And I believe the truth is that none of us really know how it’s supposed to go. It would be nice if we could somehow know, but we don’t. We just have ideas, we just have dreams, we have hopes, we have plans, and all of that is okay and all of that is beautiful, but none of it is certain and we’re kidding ourselves when we tell ourselves that it should have gone some way other than how it went.
We’re fooling ourselves. And that’s okay. That’s the way of the humans. But when it doesn’t go the way we think it was supposed to go and we continue to argue and fight for that story about how it was supposed to go, we lose. We are the ones that suffer. We are the ones that stay stuck. We are the ones that argue with reality.
So it happened the way that it happened. How was it supposed to go? I don’t know. I don’t know. I guess it was supposed to go the way that it went. Now what? Now who do I want to be? It went that way.
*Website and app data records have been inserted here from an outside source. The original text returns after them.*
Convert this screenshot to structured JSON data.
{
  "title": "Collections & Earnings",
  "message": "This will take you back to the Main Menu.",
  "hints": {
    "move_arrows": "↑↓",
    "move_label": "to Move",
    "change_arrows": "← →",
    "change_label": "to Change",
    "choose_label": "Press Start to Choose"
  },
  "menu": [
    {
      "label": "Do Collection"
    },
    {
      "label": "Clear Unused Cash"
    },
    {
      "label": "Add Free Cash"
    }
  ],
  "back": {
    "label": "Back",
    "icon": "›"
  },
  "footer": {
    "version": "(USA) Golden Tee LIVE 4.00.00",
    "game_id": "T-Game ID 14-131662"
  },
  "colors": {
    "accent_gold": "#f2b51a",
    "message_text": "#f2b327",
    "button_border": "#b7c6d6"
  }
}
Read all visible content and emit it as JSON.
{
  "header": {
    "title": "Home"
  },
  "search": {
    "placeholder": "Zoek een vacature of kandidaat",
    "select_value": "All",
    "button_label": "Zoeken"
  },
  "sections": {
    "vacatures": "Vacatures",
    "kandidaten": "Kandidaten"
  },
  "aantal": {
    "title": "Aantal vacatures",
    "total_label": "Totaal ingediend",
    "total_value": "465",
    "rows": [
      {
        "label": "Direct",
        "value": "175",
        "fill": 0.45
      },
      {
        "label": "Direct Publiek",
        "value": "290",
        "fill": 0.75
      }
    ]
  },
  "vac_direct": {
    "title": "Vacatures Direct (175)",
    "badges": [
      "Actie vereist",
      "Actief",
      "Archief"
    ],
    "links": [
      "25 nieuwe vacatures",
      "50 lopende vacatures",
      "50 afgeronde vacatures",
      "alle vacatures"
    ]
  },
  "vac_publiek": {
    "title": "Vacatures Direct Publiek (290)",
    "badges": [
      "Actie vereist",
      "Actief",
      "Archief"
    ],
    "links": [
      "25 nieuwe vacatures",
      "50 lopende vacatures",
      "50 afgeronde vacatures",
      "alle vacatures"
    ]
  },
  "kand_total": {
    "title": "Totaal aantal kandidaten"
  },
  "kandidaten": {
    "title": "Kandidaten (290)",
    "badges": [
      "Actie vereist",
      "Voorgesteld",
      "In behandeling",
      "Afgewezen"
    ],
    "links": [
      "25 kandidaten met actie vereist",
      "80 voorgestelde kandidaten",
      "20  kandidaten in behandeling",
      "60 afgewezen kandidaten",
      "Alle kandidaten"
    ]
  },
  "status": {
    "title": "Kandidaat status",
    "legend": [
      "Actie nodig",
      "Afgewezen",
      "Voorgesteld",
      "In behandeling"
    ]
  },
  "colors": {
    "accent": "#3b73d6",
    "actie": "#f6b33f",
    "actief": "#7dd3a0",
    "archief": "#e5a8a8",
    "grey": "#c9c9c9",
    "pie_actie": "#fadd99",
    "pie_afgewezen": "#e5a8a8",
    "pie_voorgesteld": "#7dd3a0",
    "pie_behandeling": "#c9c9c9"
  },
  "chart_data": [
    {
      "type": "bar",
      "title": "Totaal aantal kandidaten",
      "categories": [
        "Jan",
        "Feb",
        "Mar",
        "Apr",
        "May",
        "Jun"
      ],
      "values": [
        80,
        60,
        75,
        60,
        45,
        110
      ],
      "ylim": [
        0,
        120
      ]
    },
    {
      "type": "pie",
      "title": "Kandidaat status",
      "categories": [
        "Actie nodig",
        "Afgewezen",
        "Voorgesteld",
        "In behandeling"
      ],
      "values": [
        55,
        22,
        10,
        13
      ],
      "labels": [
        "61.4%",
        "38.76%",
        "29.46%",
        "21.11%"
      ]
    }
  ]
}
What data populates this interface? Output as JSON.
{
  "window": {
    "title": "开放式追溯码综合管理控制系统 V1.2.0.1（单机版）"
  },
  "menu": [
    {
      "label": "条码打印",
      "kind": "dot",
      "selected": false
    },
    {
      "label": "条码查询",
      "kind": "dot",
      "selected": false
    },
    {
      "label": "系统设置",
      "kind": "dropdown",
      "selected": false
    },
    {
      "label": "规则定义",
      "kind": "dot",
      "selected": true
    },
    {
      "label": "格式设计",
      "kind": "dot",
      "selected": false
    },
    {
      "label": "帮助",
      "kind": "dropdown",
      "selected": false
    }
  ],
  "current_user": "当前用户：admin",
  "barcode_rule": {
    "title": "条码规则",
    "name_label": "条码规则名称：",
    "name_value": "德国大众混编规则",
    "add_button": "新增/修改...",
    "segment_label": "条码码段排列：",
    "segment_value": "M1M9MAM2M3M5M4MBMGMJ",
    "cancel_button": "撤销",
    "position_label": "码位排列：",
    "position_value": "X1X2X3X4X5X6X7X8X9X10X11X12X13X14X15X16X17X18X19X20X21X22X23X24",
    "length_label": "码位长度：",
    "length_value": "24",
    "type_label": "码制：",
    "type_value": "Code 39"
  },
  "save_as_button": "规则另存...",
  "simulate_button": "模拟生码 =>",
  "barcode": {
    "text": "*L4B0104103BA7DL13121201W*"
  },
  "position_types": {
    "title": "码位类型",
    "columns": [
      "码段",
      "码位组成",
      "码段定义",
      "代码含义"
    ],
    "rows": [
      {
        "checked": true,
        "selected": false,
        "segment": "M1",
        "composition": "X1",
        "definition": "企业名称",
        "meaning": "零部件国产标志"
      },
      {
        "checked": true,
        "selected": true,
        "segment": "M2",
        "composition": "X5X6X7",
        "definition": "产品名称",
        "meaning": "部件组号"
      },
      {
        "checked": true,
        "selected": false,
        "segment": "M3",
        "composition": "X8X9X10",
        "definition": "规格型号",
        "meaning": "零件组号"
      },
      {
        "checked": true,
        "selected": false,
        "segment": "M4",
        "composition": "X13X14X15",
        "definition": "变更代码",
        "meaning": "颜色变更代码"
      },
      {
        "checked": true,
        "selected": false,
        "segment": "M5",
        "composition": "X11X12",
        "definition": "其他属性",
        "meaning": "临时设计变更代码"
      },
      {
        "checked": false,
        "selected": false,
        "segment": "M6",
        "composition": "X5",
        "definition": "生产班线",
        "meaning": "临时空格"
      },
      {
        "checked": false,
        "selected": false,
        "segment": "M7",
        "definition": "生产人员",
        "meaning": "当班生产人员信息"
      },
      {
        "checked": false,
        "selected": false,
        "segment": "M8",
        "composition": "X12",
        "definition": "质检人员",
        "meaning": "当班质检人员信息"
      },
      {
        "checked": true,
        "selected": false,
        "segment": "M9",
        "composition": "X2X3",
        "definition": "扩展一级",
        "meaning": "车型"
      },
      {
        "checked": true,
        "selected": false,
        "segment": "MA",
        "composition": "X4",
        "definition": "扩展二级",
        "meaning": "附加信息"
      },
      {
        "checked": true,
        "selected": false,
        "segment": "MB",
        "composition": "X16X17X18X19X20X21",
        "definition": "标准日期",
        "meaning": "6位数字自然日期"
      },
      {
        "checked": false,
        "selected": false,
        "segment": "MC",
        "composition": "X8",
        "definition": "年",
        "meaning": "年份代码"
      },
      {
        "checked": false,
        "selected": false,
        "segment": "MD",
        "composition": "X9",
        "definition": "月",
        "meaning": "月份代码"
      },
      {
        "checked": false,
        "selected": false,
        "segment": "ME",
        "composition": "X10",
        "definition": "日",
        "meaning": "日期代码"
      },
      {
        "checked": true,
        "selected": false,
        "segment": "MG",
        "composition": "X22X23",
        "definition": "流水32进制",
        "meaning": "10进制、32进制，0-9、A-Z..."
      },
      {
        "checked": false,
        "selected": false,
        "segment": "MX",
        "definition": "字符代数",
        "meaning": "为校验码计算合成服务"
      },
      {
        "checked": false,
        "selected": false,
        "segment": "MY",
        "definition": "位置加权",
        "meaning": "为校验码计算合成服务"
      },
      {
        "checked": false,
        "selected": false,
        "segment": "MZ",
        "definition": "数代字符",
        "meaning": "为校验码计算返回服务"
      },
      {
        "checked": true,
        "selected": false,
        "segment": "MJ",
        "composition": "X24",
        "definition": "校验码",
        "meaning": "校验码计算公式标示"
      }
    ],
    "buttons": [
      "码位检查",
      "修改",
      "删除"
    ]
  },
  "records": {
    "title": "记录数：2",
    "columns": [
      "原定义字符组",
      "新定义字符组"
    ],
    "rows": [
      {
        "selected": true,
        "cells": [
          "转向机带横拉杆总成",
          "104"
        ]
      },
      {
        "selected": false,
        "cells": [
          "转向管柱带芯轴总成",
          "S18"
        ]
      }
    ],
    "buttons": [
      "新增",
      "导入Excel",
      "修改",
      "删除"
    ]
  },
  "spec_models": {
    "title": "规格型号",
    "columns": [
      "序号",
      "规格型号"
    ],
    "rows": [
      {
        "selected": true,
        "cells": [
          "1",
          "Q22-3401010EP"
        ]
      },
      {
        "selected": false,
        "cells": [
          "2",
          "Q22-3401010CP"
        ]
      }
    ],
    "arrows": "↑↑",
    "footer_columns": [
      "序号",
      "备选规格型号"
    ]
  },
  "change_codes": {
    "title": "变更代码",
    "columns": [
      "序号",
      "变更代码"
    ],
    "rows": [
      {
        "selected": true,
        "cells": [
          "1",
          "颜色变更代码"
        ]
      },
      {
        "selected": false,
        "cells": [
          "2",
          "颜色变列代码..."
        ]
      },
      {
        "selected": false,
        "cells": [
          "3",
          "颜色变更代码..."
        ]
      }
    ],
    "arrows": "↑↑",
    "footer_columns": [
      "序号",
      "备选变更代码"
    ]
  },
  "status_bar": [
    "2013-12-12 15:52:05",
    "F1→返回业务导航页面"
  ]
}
I didn’t think it was going to go that way. But who am I going to be now that it went that way? What am I going to choose next now that this is the way it is?
How am I going to show up for this one life that I’m still living? How am I going to move forward? How am I going to dream again? How am I going to love again? I get to choose, right? You get to choose. We get to choose. But we don’t get to choose when we spend a lot of energy arguing that it should have gone some other way, that it wasn’t supposed to go this way.
And if we want to love life again, if we want to live on purpose, then maybe it just went the way that it went. Maybe it was supposed to go that way. And maybe we can focus our efforts and energy on creating what we want next because that’s what we have the ability to control.
Listen, I love you. You really do have this. Even if you’ve been telling yourself it was supposed to go some other way than it went, even if you’ve been sad and miserable, you’ve got this. Alright, I love you. I’ll see you next week. Take care. Bye-bye.
If you like what you’ve been hearing on this podcast and want to create a future you can truly get excited about, even after the loss of your spouse, I invite you to join my Mom Goes On coaching program. It’s small group coaching just for widowed moms like you where I’ll help you figure out what’s holding you back and give you the tools and support you need so you can move forward with confidence.
Please don’t settle for a new normal that’s less than what you deserve. Go to coachingwithkrista.com and click Work With Me for details and next steps. I can’t wait to meet you.